EXTRACTED DATA

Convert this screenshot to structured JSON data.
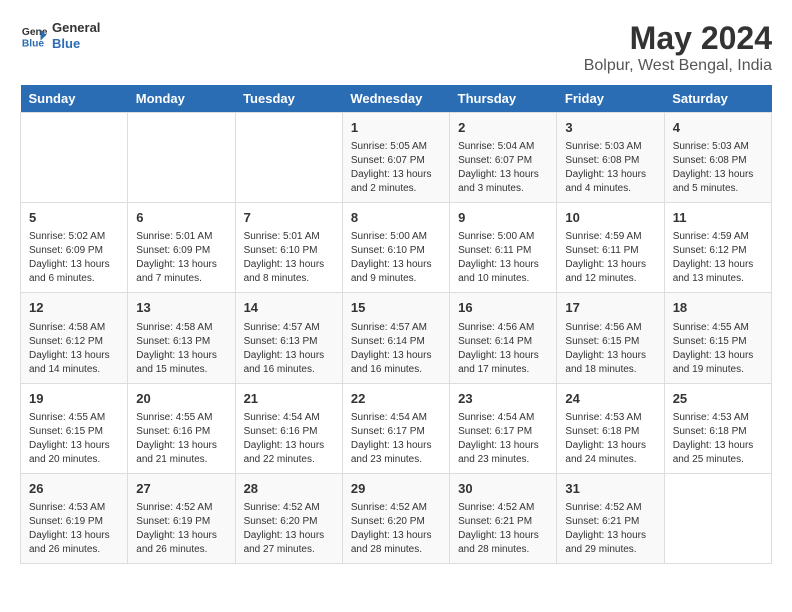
{
  "header": {
    "logo_general": "General",
    "logo_blue": "Blue",
    "title": "May 2024",
    "subtitle": "Bolpur, West Bengal, India"
  },
  "days_of_week": [
    "Sunday",
    "Monday",
    "Tuesday",
    "Wednesday",
    "Thursday",
    "Friday",
    "Saturday"
  ],
  "weeks": [
    [
      {
        "day": "",
        "info": ""
      },
      {
        "day": "",
        "info": ""
      },
      {
        "day": "",
        "info": ""
      },
      {
        "day": "1",
        "info": "Sunrise: 5:05 AM\nSunset: 6:07 PM\nDaylight: 13 hours\nand 2 minutes."
      },
      {
        "day": "2",
        "info": "Sunrise: 5:04 AM\nSunset: 6:07 PM\nDaylight: 13 hours\nand 3 minutes."
      },
      {
        "day": "3",
        "info": "Sunrise: 5:03 AM\nSunset: 6:08 PM\nDaylight: 13 hours\nand 4 minutes."
      },
      {
        "day": "4",
        "info": "Sunrise: 5:03 AM\nSunset: 6:08 PM\nDaylight: 13 hours\nand 5 minutes."
      }
    ],
    [
      {
        "day": "5",
        "info": "Sunrise: 5:02 AM\nSunset: 6:09 PM\nDaylight: 13 hours\nand 6 minutes."
      },
      {
        "day": "6",
        "info": "Sunrise: 5:01 AM\nSunset: 6:09 PM\nDaylight: 13 hours\nand 7 minutes."
      },
      {
        "day": "7",
        "info": "Sunrise: 5:01 AM\nSunset: 6:10 PM\nDaylight: 13 hours\nand 8 minutes."
      },
      {
        "day": "8",
        "info": "Sunrise: 5:00 AM\nSunset: 6:10 PM\nDaylight: 13 hours\nand 9 minutes."
      },
      {
        "day": "9",
        "info": "Sunrise: 5:00 AM\nSunset: 6:11 PM\nDaylight: 13 hours\nand 10 minutes."
      },
      {
        "day": "10",
        "info": "Sunrise: 4:59 AM\nSunset: 6:11 PM\nDaylight: 13 hours\nand 12 minutes."
      },
      {
        "day": "11",
        "info": "Sunrise: 4:59 AM\nSunset: 6:12 PM\nDaylight: 13 hours\nand 13 minutes."
      }
    ],
    [
      {
        "day": "12",
        "info": "Sunrise: 4:58 AM\nSunset: 6:12 PM\nDaylight: 13 hours\nand 14 minutes."
      },
      {
        "day": "13",
        "info": "Sunrise: 4:58 AM\nSunset: 6:13 PM\nDaylight: 13 hours\nand 15 minutes."
      },
      {
        "day": "14",
        "info": "Sunrise: 4:57 AM\nSunset: 6:13 PM\nDaylight: 13 hours\nand 16 minutes."
      },
      {
        "day": "15",
        "info": "Sunrise: 4:57 AM\nSunset: 6:14 PM\nDaylight: 13 hours\nand 16 minutes."
      },
      {
        "day": "16",
        "info": "Sunrise: 4:56 AM\nSunset: 6:14 PM\nDaylight: 13 hours\nand 17 minutes."
      },
      {
        "day": "17",
        "info": "Sunrise: 4:56 AM\nSunset: 6:15 PM\nDaylight: 13 hours\nand 18 minutes."
      },
      {
        "day": "18",
        "info": "Sunrise: 4:55 AM\nSunset: 6:15 PM\nDaylight: 13 hours\nand 19 minutes."
      }
    ],
    [
      {
        "day": "19",
        "info": "Sunrise: 4:55 AM\nSunset: 6:15 PM\nDaylight: 13 hours\nand 20 minutes."
      },
      {
        "day": "20",
        "info": "Sunrise: 4:55 AM\nSunset: 6:16 PM\nDaylight: 13 hours\nand 21 minutes."
      },
      {
        "day": "21",
        "info": "Sunrise: 4:54 AM\nSunset: 6:16 PM\nDaylight: 13 hours\nand 22 minutes."
      },
      {
        "day": "22",
        "info": "Sunrise: 4:54 AM\nSunset: 6:17 PM\nDaylight: 13 hours\nand 23 minutes."
      },
      {
        "day": "23",
        "info": "Sunrise: 4:54 AM\nSunset: 6:17 PM\nDaylight: 13 hours\nand 23 minutes."
      },
      {
        "day": "24",
        "info": "Sunrise: 4:53 AM\nSunset: 6:18 PM\nDaylight: 13 hours\nand 24 minutes."
      },
      {
        "day": "25",
        "info": "Sunrise: 4:53 AM\nSunset: 6:18 PM\nDaylight: 13 hours\nand 25 minutes."
      }
    ],
    [
      {
        "day": "26",
        "info": "Sunrise: 4:53 AM\nSunset: 6:19 PM\nDaylight: 13 hours\nand 26 minutes."
      },
      {
        "day": "27",
        "info": "Sunrise: 4:52 AM\nSunset: 6:19 PM\nDaylight: 13 hours\nand 26 minutes."
      },
      {
        "day": "28",
        "info": "Sunrise: 4:52 AM\nSunset: 6:20 PM\nDaylight: 13 hours\nand 27 minutes."
      },
      {
        "day": "29",
        "info": "Sunrise: 4:52 AM\nSunset: 6:20 PM\nDaylight: 13 hours\nand 28 minutes."
      },
      {
        "day": "30",
        "info": "Sunrise: 4:52 AM\nSunset: 6:21 PM\nDaylight: 13 hours\nand 28 minutes."
      },
      {
        "day": "31",
        "info": "Sunrise: 4:52 AM\nSunset: 6:21 PM\nDaylight: 13 hours\nand 29 minutes."
      },
      {
        "day": "",
        "info": ""
      }
    ]
  ]
}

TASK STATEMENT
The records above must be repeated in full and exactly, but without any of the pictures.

SOLUTION TO THE PROBLEM
Convert this screenshot to structured JSON data.
{
  "header": {
    "logo_general": "General",
    "logo_blue": "Blue",
    "title": "May 2024",
    "subtitle": "Bolpur, West Bengal, India"
  },
  "days_of_week": [
    "Sunday",
    "Monday",
    "Tuesday",
    "Wednesday",
    "Thursday",
    "Friday",
    "Saturday"
  ],
  "weeks": [
    [
      {
        "day": "",
        "info": ""
      },
      {
        "day": "",
        "info": ""
      },
      {
        "day": "",
        "info": ""
      },
      {
        "day": "1",
        "info": "Sunrise: 5:05 AM\nSunset: 6:07 PM\nDaylight: 13 hours\nand 2 minutes."
      },
      {
        "day": "2",
        "info": "Sunrise: 5:04 AM\nSunset: 6:07 PM\nDaylight: 13 hours\nand 3 minutes."
      },
      {
        "day": "3",
        "info": "Sunrise: 5:03 AM\nSunset: 6:08 PM\nDaylight: 13 hours\nand 4 minutes."
      },
      {
        "day": "4",
        "info": "Sunrise: 5:03 AM\nSunset: 6:08 PM\nDaylight: 13 hours\nand 5 minutes."
      }
    ],
    [
      {
        "day": "5",
        "info": "Sunrise: 5:02 AM\nSunset: 6:09 PM\nDaylight: 13 hours\nand 6 minutes."
      },
      {
        "day": "6",
        "info": "Sunrise: 5:01 AM\nSunset: 6:09 PM\nDaylight: 13 hours\nand 7 minutes."
      },
      {
        "day": "7",
        "info": "Sunrise: 5:01 AM\nSunset: 6:10 PM\nDaylight: 13 hours\nand 8 minutes."
      },
      {
        "day": "8",
        "info": "Sunrise: 5:00 AM\nSunset: 6:10 PM\nDaylight: 13 hours\nand 9 minutes."
      },
      {
        "day": "9",
        "info": "Sunrise: 5:00 AM\nSunset: 6:11 PM\nDaylight: 13 hours\nand 10 minutes."
      },
      {
        "day": "10",
        "info": "Sunrise: 4:59 AM\nSunset: 6:11 PM\nDaylight: 13 hours\nand 12 minutes."
      },
      {
        "day": "11",
        "info": "Sunrise: 4:59 AM\nSunset: 6:12 PM\nDaylight: 13 hours\nand 13 minutes."
      }
    ],
    [
      {
        "day": "12",
        "info": "Sunrise: 4:58 AM\nSunset: 6:12 PM\nDaylight: 13 hours\nand 14 minutes."
      },
      {
        "day": "13",
        "info": "Sunrise: 4:58 AM\nSunset: 6:13 PM\nDaylight: 13 hours\nand 15 minutes."
      },
      {
        "day": "14",
        "info": "Sunrise: 4:57 AM\nSunset: 6:13 PM\nDaylight: 13 hours\nand 16 minutes."
      },
      {
        "day": "15",
        "info": "Sunrise: 4:57 AM\nSunset: 6:14 PM\nDaylight: 13 hours\nand 16 minutes."
      },
      {
        "day": "16",
        "info": "Sunrise: 4:56 AM\nSunset: 6:14 PM\nDaylight: 13 hours\nand 17 minutes."
      },
      {
        "day": "17",
        "info": "Sunrise: 4:56 AM\nSunset: 6:15 PM\nDaylight: 13 hours\nand 18 minutes."
      },
      {
        "day": "18",
        "info": "Sunrise: 4:55 AM\nSunset: 6:15 PM\nDaylight: 13 hours\nand 19 minutes."
      }
    ],
    [
      {
        "day": "19",
        "info": "Sunrise: 4:55 AM\nSunset: 6:15 PM\nDaylight: 13 hours\nand 20 minutes."
      },
      {
        "day": "20",
        "info": "Sunrise: 4:55 AM\nSunset: 6:16 PM\nDaylight: 13 hours\nand 21 minutes."
      },
      {
        "day": "21",
        "info": "Sunrise: 4:54 AM\nSunset: 6:16 PM\nDaylight: 13 hours\nand 22 minutes."
      },
      {
        "day": "22",
        "info": "Sunrise: 4:54 AM\nSunset: 6:17 PM\nDaylight: 13 hours\nand 23 minutes."
      },
      {
        "day": "23",
        "info": "Sunrise: 4:54 AM\nSunset: 6:17 PM\nDaylight: 13 hours\nand 23 minutes."
      },
      {
        "day": "24",
        "info": "Sunrise: 4:53 AM\nSunset: 6:18 PM\nDaylight: 13 hours\nand 24 minutes."
      },
      {
        "day": "25",
        "info": "Sunrise: 4:53 AM\nSunset: 6:18 PM\nDaylight: 13 hours\nand 25 minutes."
      }
    ],
    [
      {
        "day": "26",
        "info": "Sunrise: 4:53 AM\nSunset: 6:19 PM\nDaylight: 13 hours\nand 26 minutes."
      },
      {
        "day": "27",
        "info": "Sunrise: 4:52 AM\nSunset: 6:19 PM\nDaylight: 13 hours\nand 26 minutes."
      },
      {
        "day": "28",
        "info": "Sunrise: 4:52 AM\nSunset: 6:20 PM\nDaylight: 13 hours\nand 27 minutes."
      },
      {
        "day": "29",
        "info": "Sunrise: 4:52 AM\nSunset: 6:20 PM\nDaylight: 13 hours\nand 28 minutes."
      },
      {
        "day": "30",
        "info": "Sunrise: 4:52 AM\nSunset: 6:21 PM\nDaylight: 13 hours\nand 28 minutes."
      },
      {
        "day": "31",
        "info": "Sunrise: 4:52 AM\nSunset: 6:21 PM\nDaylight: 13 hours\nand 29 minutes."
      },
      {
        "day": "",
        "info": ""
      }
    ]
  ]
}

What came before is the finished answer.